* [TASK BRIEF]: Each line with the string "true" is to be copied from the records below.

* [RECORDS PROVIDED]:
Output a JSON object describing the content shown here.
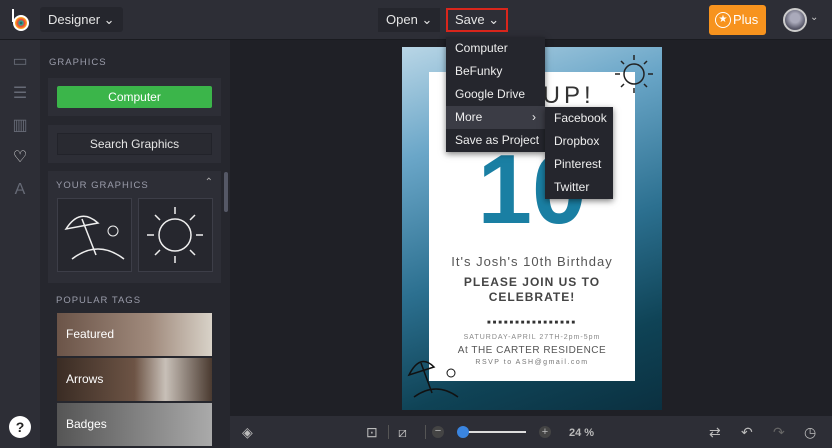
{
  "topbar": {
    "mode": "Designer",
    "open": "Open",
    "save": "Save",
    "plus": "Plus"
  },
  "save_menu": {
    "items": [
      "Computer",
      "BeFunky",
      "Google Drive",
      "More",
      "Save as Project"
    ],
    "more_submenu": [
      "Facebook",
      "Dropbox",
      "Pinterest",
      "Twitter"
    ]
  },
  "panel": {
    "title": "GRAPHICS",
    "computer_button": "Computer",
    "search_button": "Search Graphics",
    "your_graphics": "YOUR GRAPHICS",
    "popular_tags": "POPULAR TAGS",
    "tags": [
      "Featured",
      "Arrows",
      "Badges"
    ]
  },
  "poster": {
    "headline": "S UP!",
    "number": "10",
    "line1": "It's Josh's 10th Birthday",
    "line2": "PLEASE JOIN US TO",
    "line3": "CELEBRATE!",
    "dashes": "■■■■■■■■■■■■■■■■",
    "date": "SATURDAY-APRIL 27TH-2pm-5pm",
    "place": "At THE CARTER RESIDENCE",
    "rsvp": "RSVP to ASH@gmail.com"
  },
  "bottombar": {
    "zoom": "24 %",
    "zoom_fraction": 0.0
  },
  "colors": {
    "accent": "#3bb54a",
    "plus": "#f7931e",
    "save_border": "#d9261c",
    "poster_number": "#1a7fa3"
  }
}
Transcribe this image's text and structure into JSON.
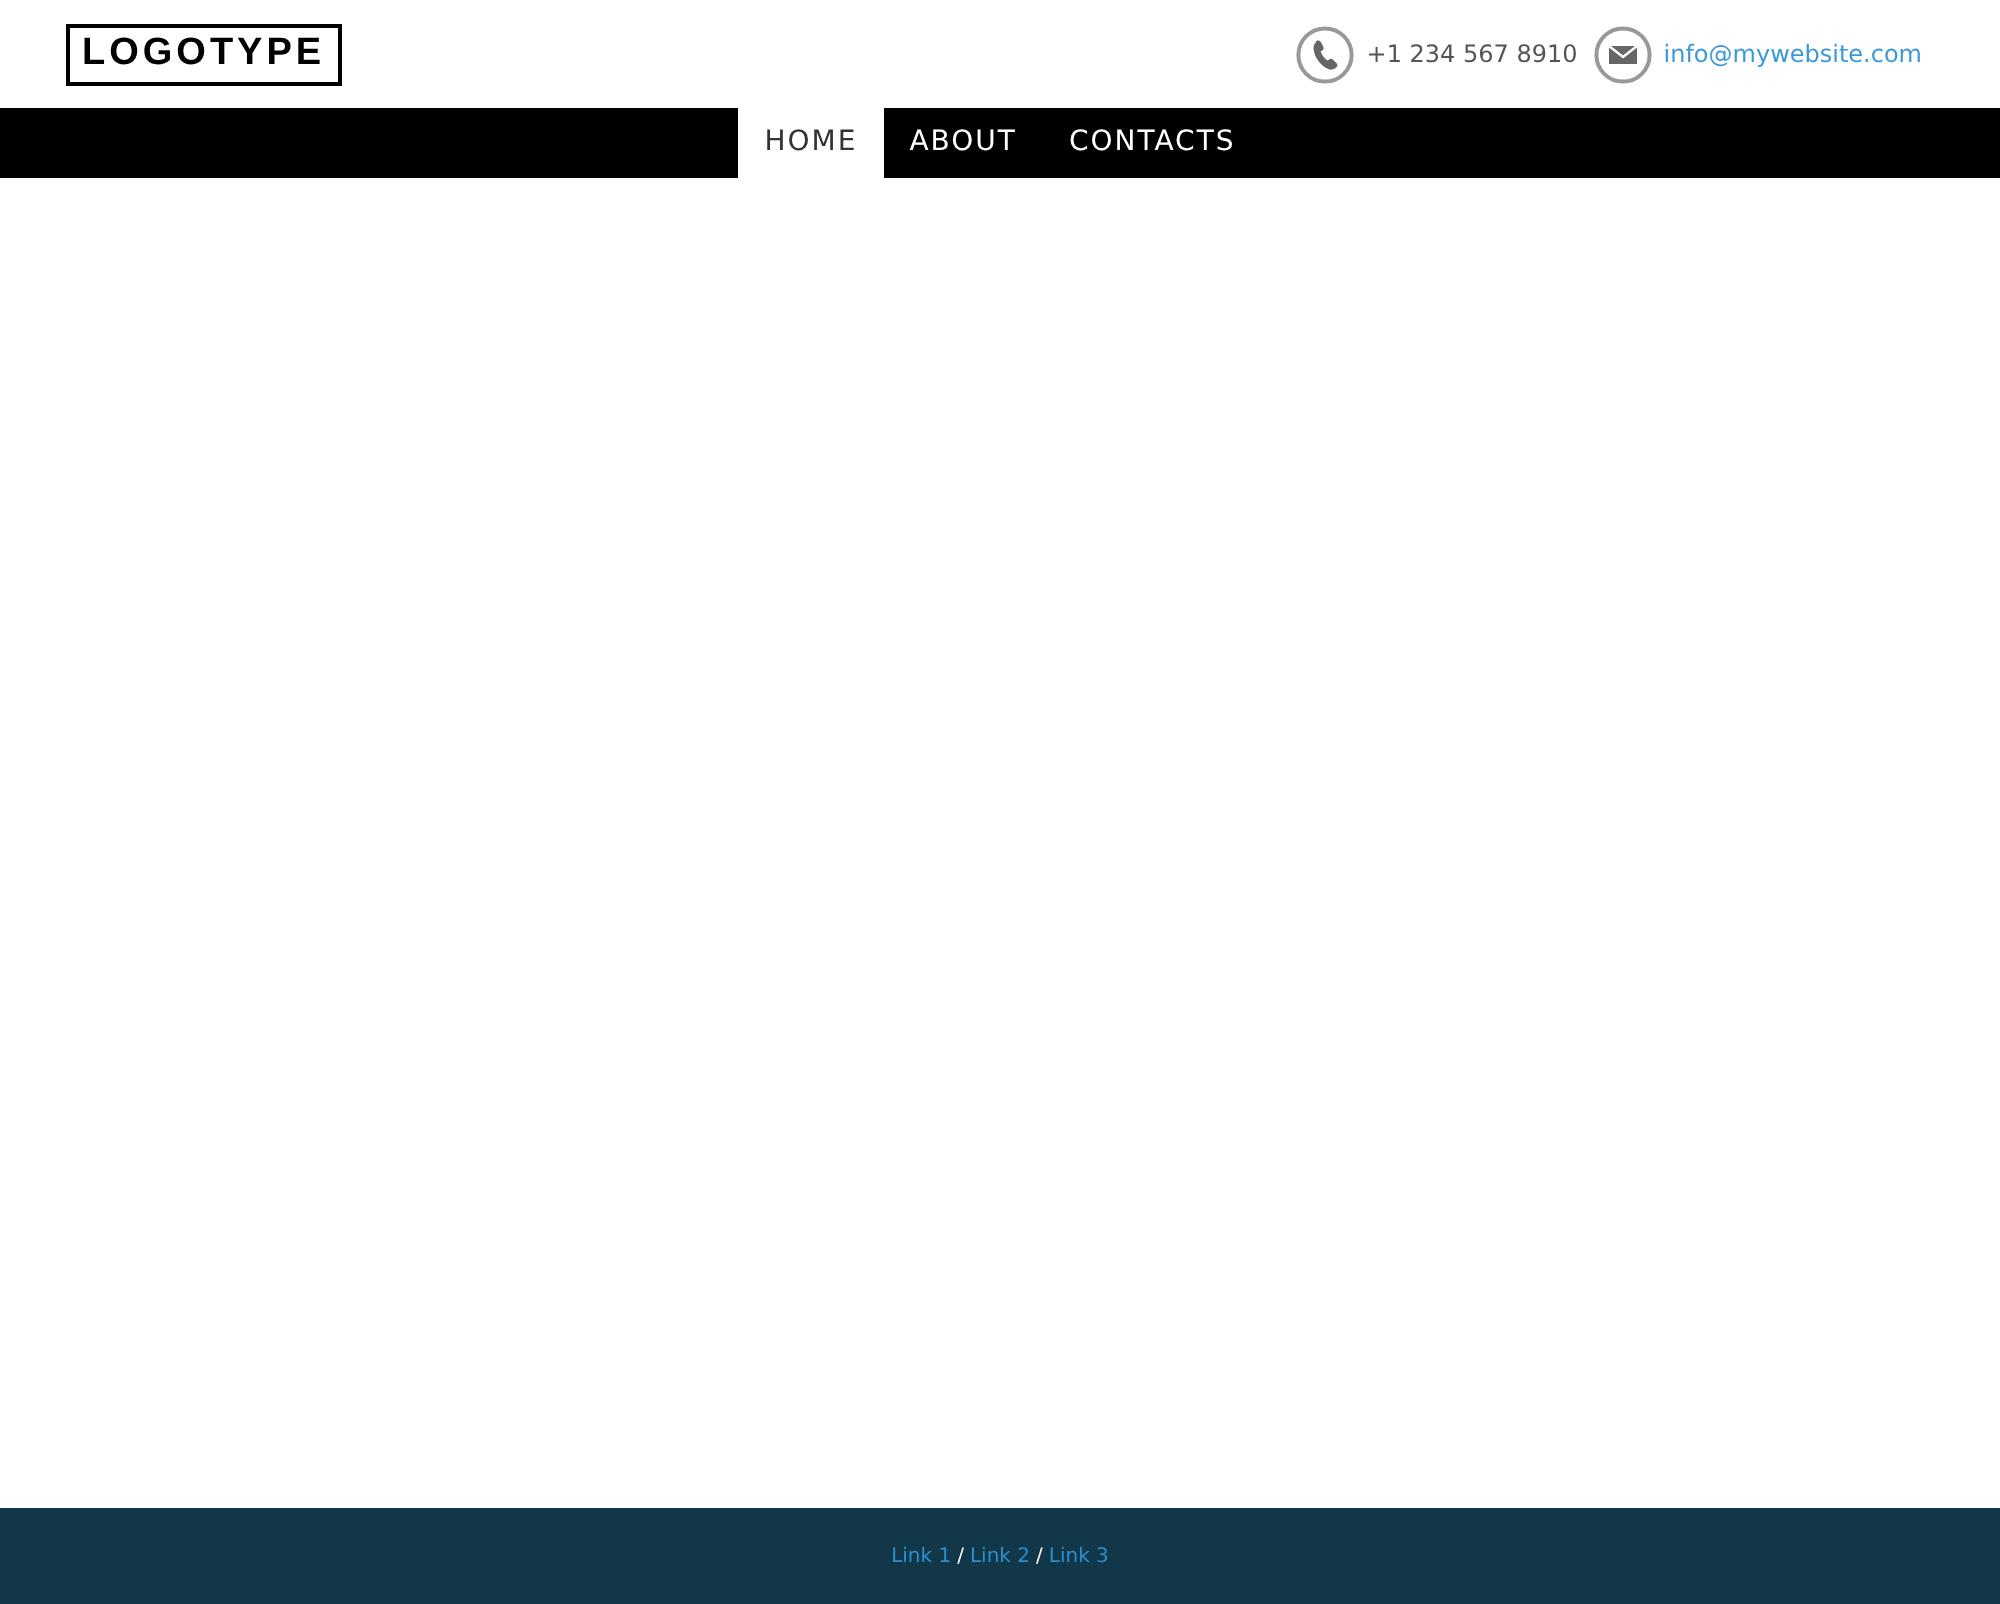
{
  "header": {
    "logo": "LOGOTYPE",
    "phone": "+1 234 567 8910",
    "email": "info@mywebsite.com"
  },
  "nav": [
    {
      "label": "HOME",
      "selected": true
    },
    {
      "label": "ABOUT",
      "selected": false
    },
    {
      "label": "CONTACTS",
      "selected": false
    }
  ],
  "footer": {
    "links": [
      "Link 1",
      "Link 2",
      "Link 3"
    ],
    "separator": "/"
  }
}
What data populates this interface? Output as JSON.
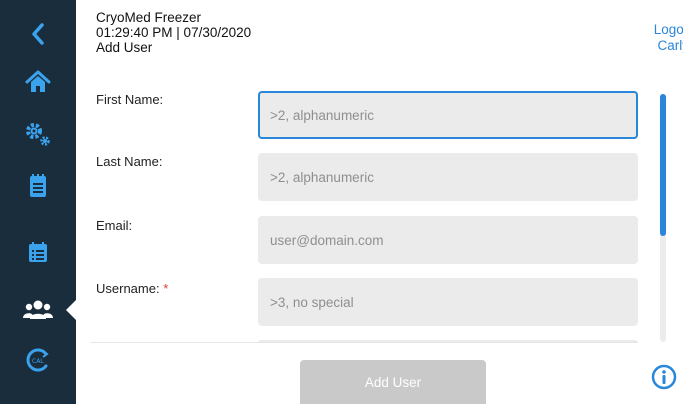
{
  "header": {
    "app_title": "CryoMed Freezer",
    "datetime": "01:29:40 PM | 07/30/2020",
    "page_title": "Add User",
    "logout_label": "Logout",
    "user_name": "Carly"
  },
  "sidebar": {
    "items": [
      {
        "icon": "chevron-left-icon"
      },
      {
        "icon": "home-icon"
      },
      {
        "icon": "gears-icon"
      },
      {
        "icon": "clipboard-icon"
      },
      {
        "icon": "calendar-list-icon"
      },
      {
        "icon": "users-icon",
        "active": true
      },
      {
        "icon": "calibration-icon"
      }
    ]
  },
  "form": {
    "first_name": {
      "label": "First Name:",
      "placeholder": ">2, alphanumeric",
      "value": ""
    },
    "last_name": {
      "label": "Last Name:",
      "placeholder": ">2, alphanumeric",
      "value": ""
    },
    "email": {
      "label": "Email:",
      "placeholder": "user@domain.com",
      "value": ""
    },
    "username": {
      "label": "Username:",
      "required_mark": "*",
      "placeholder": ">3, no special",
      "value": ""
    }
  },
  "actions": {
    "add_user_label": "Add User"
  },
  "colors": {
    "sidebar_bg": "#1a2d3c",
    "accent": "#2a86d9",
    "required": "#e23b3b",
    "disabled_button": "#c9c9c9"
  }
}
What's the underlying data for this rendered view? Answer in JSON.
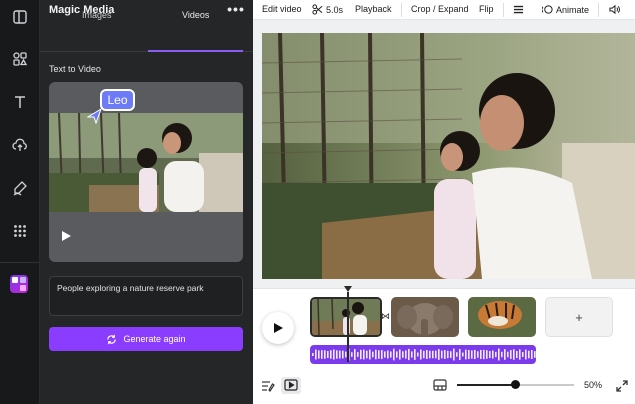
{
  "rail": {
    "items": [
      "layout-icon",
      "elements-icon",
      "text-icon",
      "uploads-icon",
      "draw-icon",
      "apps-icon"
    ],
    "active_app": "magic-media-app-icon"
  },
  "panel": {
    "title": "Magic Media",
    "more": "•••",
    "tabs": [
      {
        "label": "Images",
        "active": false
      },
      {
        "label": "Videos",
        "active": true
      }
    ],
    "section_label": "Text to Video",
    "collaborator_tag": "Leo",
    "prompt_text": "People exploring a nature reserve park",
    "generate_label": "Generate again",
    "accent": "#8b3dff"
  },
  "toolbar": {
    "edit_video": "Edit video",
    "duration": "5.0s",
    "playback": "Playback",
    "crop_expand": "Crop / Expand",
    "flip": "Flip",
    "animate": "Animate"
  },
  "timeline": {
    "clips": [
      "clip-girls-nature-park",
      "clip-elephant",
      "clip-tiger"
    ],
    "add_label": "+",
    "zoom_label": "50%",
    "zoom_level": 0.5
  }
}
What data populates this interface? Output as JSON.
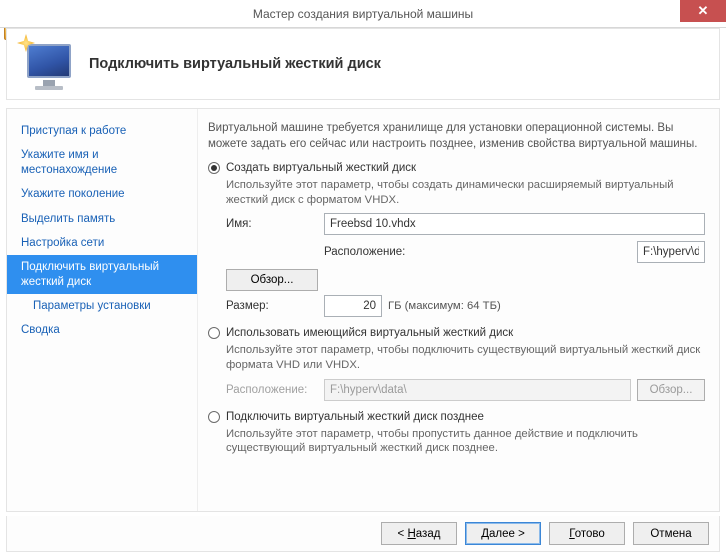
{
  "titlebar": {
    "title": "Мастер создания виртуальной машины"
  },
  "header": {
    "title": "Подключить виртуальный жесткий диск"
  },
  "sidebar": {
    "items": [
      {
        "label": "Приступая к работе",
        "selected": false,
        "indent": false
      },
      {
        "label": "Укажите имя и местонахождение",
        "selected": false,
        "indent": false
      },
      {
        "label": "Укажите поколение",
        "selected": false,
        "indent": false
      },
      {
        "label": "Выделить память",
        "selected": false,
        "indent": false
      },
      {
        "label": "Настройка сети",
        "selected": false,
        "indent": false
      },
      {
        "label": "Подключить виртуальный жесткий диск",
        "selected": true,
        "indent": false
      },
      {
        "label": "Параметры установки",
        "selected": false,
        "indent": true
      },
      {
        "label": "Сводка",
        "selected": false,
        "indent": false
      }
    ]
  },
  "content": {
    "intro": "Виртуальной машине требуется хранилище для установки операционной системы. Вы можете задать его сейчас или настроить позднее, изменив свойства виртуальной машины.",
    "opt1": {
      "label": "Создать виртуальный жесткий диск",
      "desc": "Используйте этот параметр, чтобы создать динамически расширяемый виртуальный жесткий диск с форматом VHDX.",
      "name_label": "Имя:",
      "name_value": "Freebsd 10.vhdx",
      "loc_label": "Расположение:",
      "loc_value": "F:\\hyperv\\data\\",
      "browse": "Обзор...",
      "size_label": "Размер:",
      "size_value": "20",
      "size_unit": "ГБ (максимум: 64 ТБ)"
    },
    "opt2": {
      "label": "Использовать имеющийся виртуальный жесткий диск",
      "desc": "Используйте этот параметр, чтобы подключить существующий виртуальный жесткий диск формата VHD или VHDX.",
      "loc_label": "Расположение:",
      "loc_value": "F:\\hyperv\\data\\",
      "browse": "Обзор..."
    },
    "opt3": {
      "label": "Подключить виртуальный жесткий диск позднее",
      "desc": "Используйте этот параметр, чтобы пропустить данное действие и подключить существующий виртуальный жесткий диск позднее."
    }
  },
  "footer": {
    "back_u": "Н",
    "back_rest": "азад",
    "next_u": "Д",
    "next_rest": "алее",
    "finish_u": "Г",
    "finish_rest": "отово",
    "cancel": "Отмена"
  }
}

* [ANSWER AREA]:
      "selected": true
        "active": true
        "active": true
        "selected": true,
        "indent": true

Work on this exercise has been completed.